Australian PM vows to "shirt-front" Vladimir Putin over MH17 at G20 summit in Brisbane
The term comes from Australian rules football and refers to an aggressive, front-on challenge
Many Australians have expressed dismay at the prospect of Putin's presence at November summit
Russian diplomats describe Abbott's comments as "immature," "offensive" and "insulting"
The stage is set for high tensions between two of the macho men of world politics at a leader’s summit next month, after Australian PM Tony Abbott vowed to “shirt-front” Vladimir Putin over the MH17 disaster.
“Shirt-fronting” is a term used in Australian rules football, referring to an aggressive, front-on physical challenge.
Abbott used the term Monday when speaking to reporters about the Russian President’s attendance at the G20 Leaders’ Summit, to be held in Brisbane next month.
Abbott told reporters: “Look, I’m going to shirt-front Mr. Putin… you bet I am. I am going to be saying to Mr. Putin, Australians were murdered. They were murdered by Russian-backed rebels using Russian-supplied equipment.”

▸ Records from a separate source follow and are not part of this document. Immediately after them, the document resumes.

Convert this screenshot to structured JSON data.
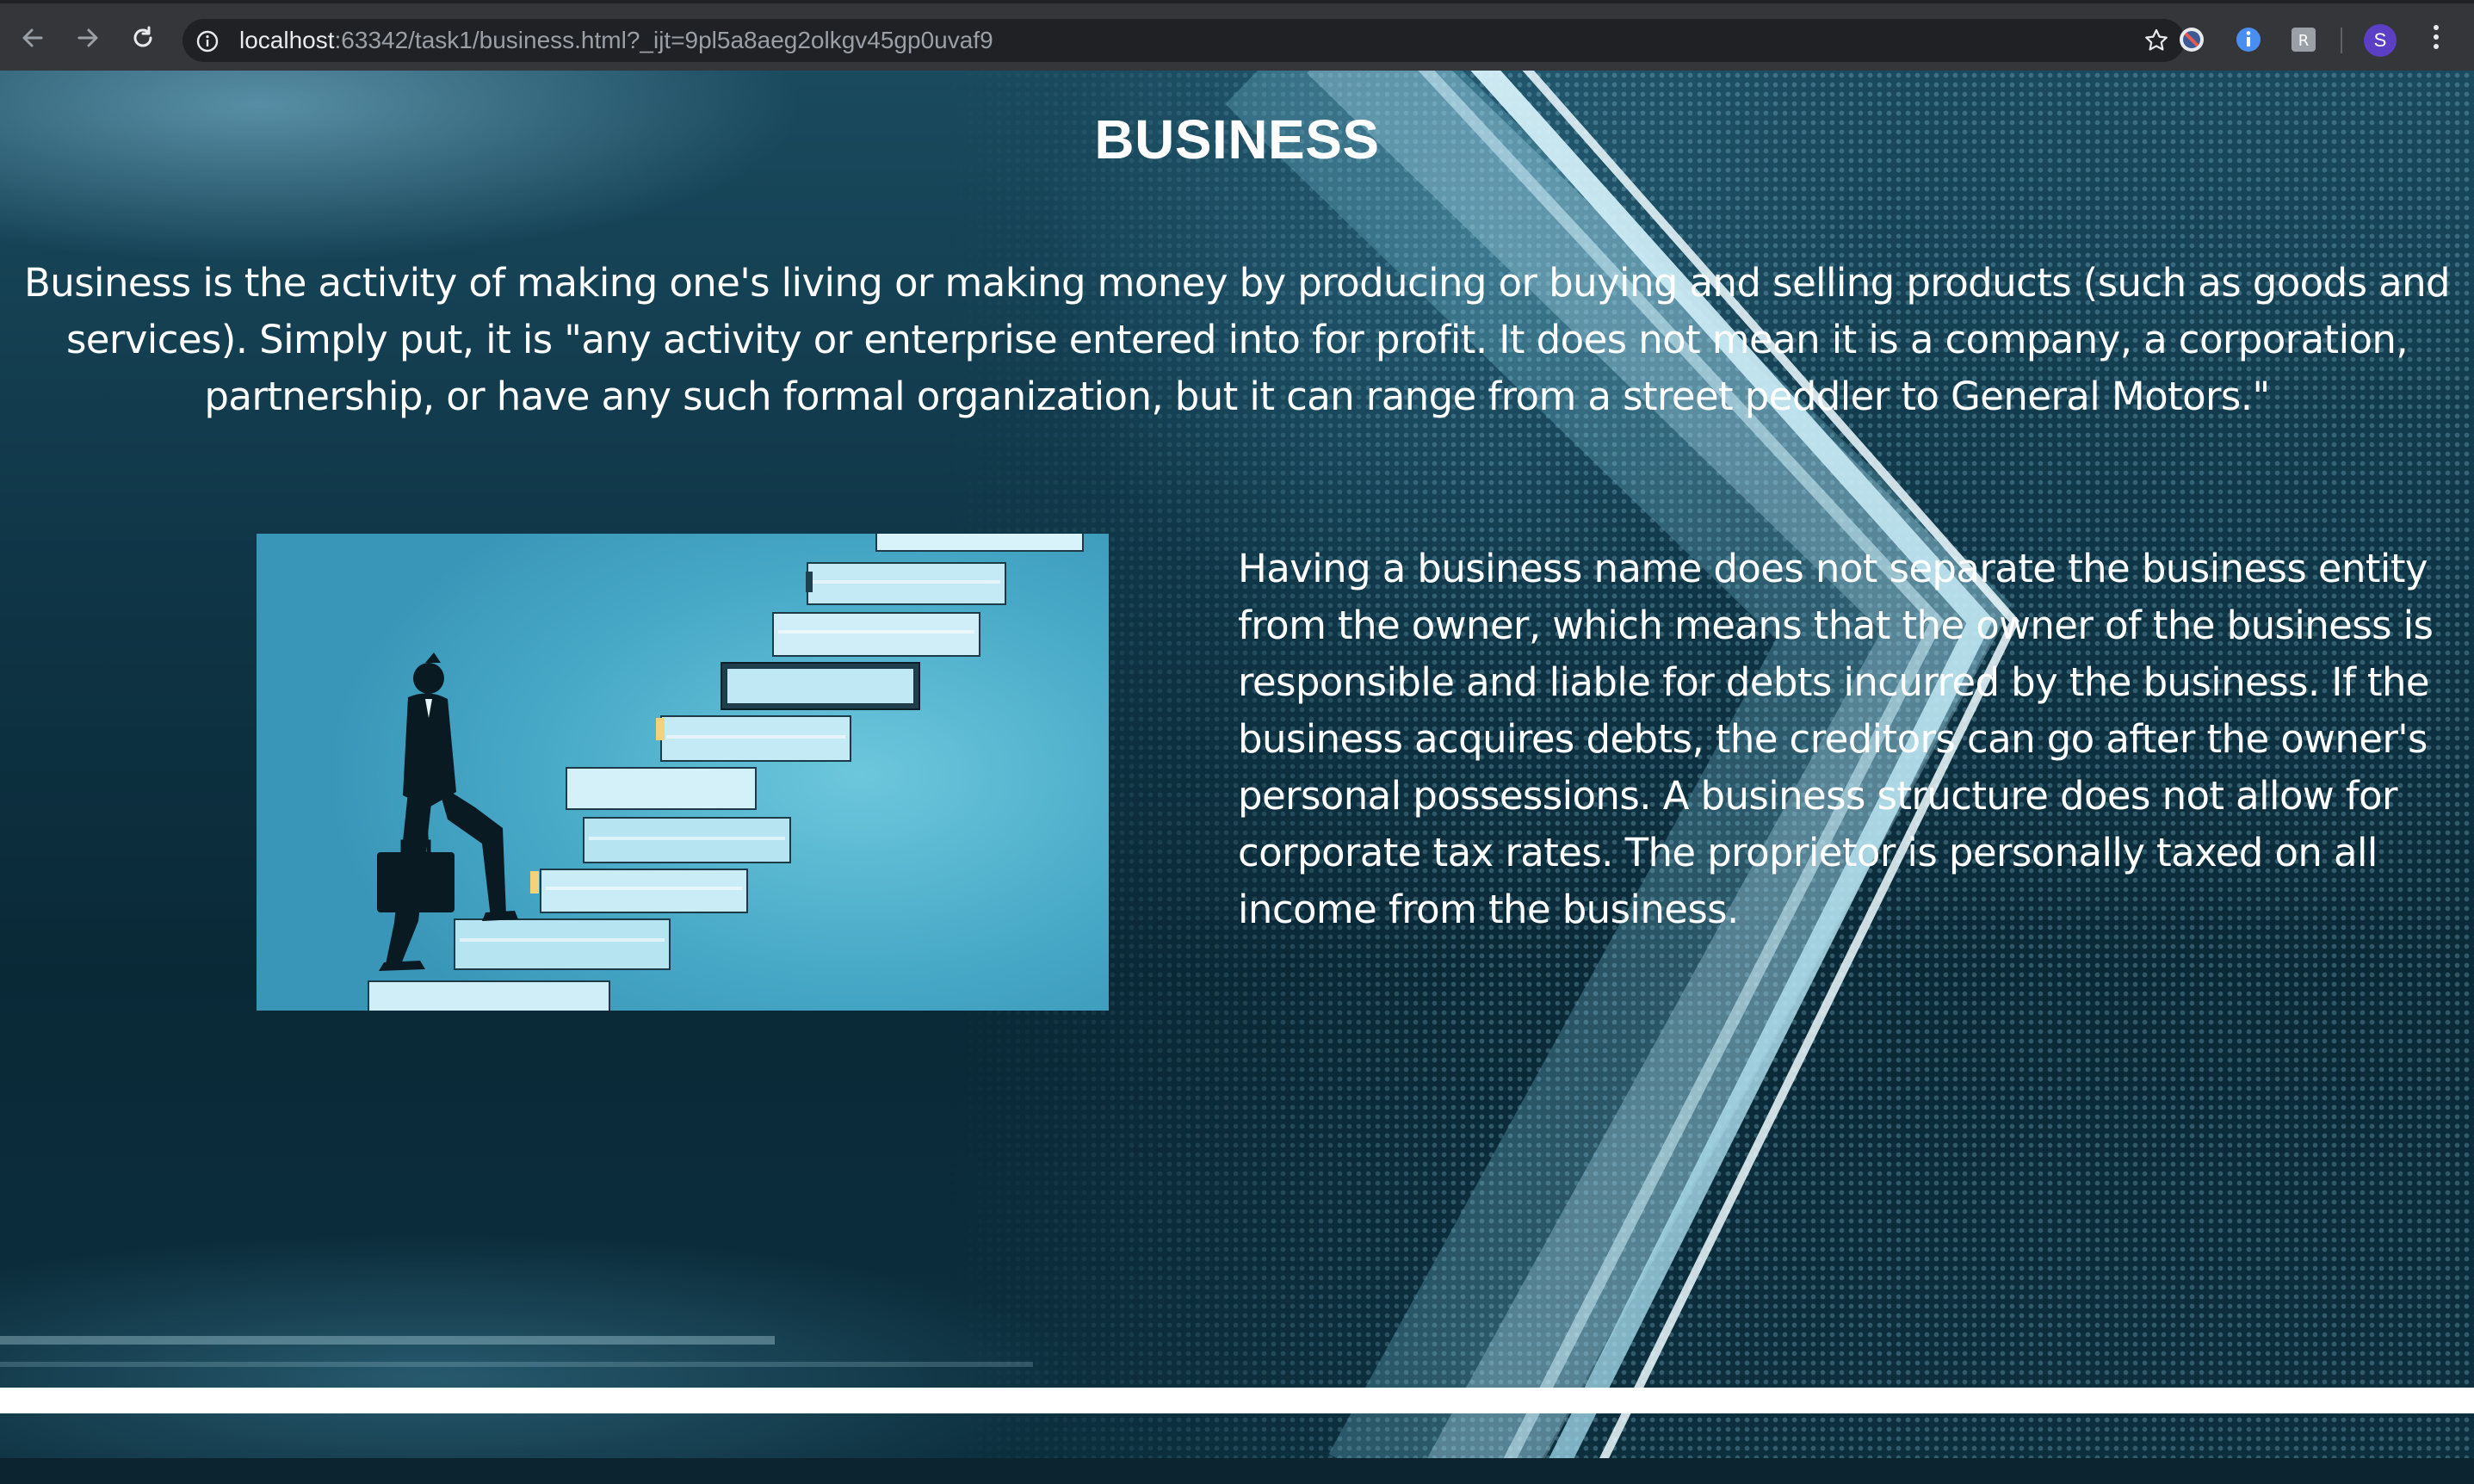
{
  "browser": {
    "url_host": "localhost",
    "url_path": ":63342/task1/business.html?_ijt=9pl5a8aeg2olkgv45gp0uvaf9",
    "profile_initial": "S",
    "icons": [
      "back-arrow-icon",
      "forward-arrow-icon",
      "reload-icon",
      "info-icon",
      "bookmark-star-icon",
      "blocker-extension-icon",
      "info-extension-icon",
      "translate-extension-icon",
      "kebab-menu-icon"
    ]
  },
  "page": {
    "title": "BUSINESS",
    "intro": "Business is the activity of making one's living or making money by producing or buying and selling products (such as goods and services). Simply put, it is \"any activity or enterprise entered into for profit. It does not mean it is a company, a corporation, partnership, or have any such formal organization, but it can range from a street peddler to General Motors.\"",
    "detail": "Having a business name does not separate the business entity from the owner, which means that the owner of the business is responsible and liable for debts incurred by the business. If the business acquires debts, the creditors can go after the owner's personal possessions. A business structure does not allow for corporate tax rates. The proprietor is personally taxed on all income from the business.",
    "illustration": "businessman-climbing-book-stairs",
    "colors": {
      "text": "#ffffff",
      "background_dark": "#0b2430",
      "illustration_blue": "#48a9c7"
    }
  }
}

He continued: “We are very unhappy about this. We accept that you didn’t want this to happen but we now demand that you fully cooperate with the criminal investigation, and if the criminal investigation identifies suspects that you have some influence over, they’ve got to be produced and justice has got to be done.”
Putin’s upcoming presence on Australian soil has been a contentious topic in the wake of the downing of Malaysia Airlines Flight 17 in July over an area of eastern Ukraine controlled by pro-Russia separatists.
Thirty-eight Australian citizens and residents were among the 298 killed in the tragedy. The United States, Ukraine and others have blamed on the separatists. Russia has denied involvement.
Abbott told reporters his conversation with Putin would be “the toughest conversation of all.”
Russia: ‘Offensive, insulting’
The Kremlin has issued no official response to the remarks, but Alexander Odoevskiy, second secretary and spokesman at the Russian Embassy in Canberra, told CNN the comments were “immature,” “offensive” and “insulting.”
“Some say it’s tough talk. We say it’s immature talk,” he said. “Definitely, it’s personal and insulting. It’s not the usual way one leader can communicate with another leader.”
Odoevskiy said the obscure Australian sporting reference suggested the comments were directed to a domestic audience.
“What we have … is a high-profile, media-oriented, politicized statement that is of no value to achieve the outcomes of the ongoing (MH17) investigation,” he said.
“From the Russian perspective, we think the West has lost interest in learning the truth about MH17.”
Abbott has faced calls to bar Putin from the G20 Leaders’ Summit. But on Sunday, Australian Treasurer Joe Hockey confirmed to public broadcaster ABC that Putin would attend, saying G20 member nations were in consensus that he should be there.
Opposition leader Bill Shorten told reporters Monday: “When you deal with an international bully, the way you do it isn’t by laying out the red carpet, so no, I don’t think he’s welcome. I don’t think most Australians want him here.”
Odoevskiy said that although Putin currently is preparing for the summit, there were no requests from either side at present for a bilateral meeting between the two countries.
Abbott’s comments were picked up by Russian media, as well, with Pravda, the newspaper associated with the Russian Communist Party, returning fire in an editorial decrying Australia’s “insolence” and “colonial chip on its shoulder.”
It slammed Abbott as “rude, insolent, insulting, impolite, impertinent, unpolished, gross, unpleasant and downright impudent.”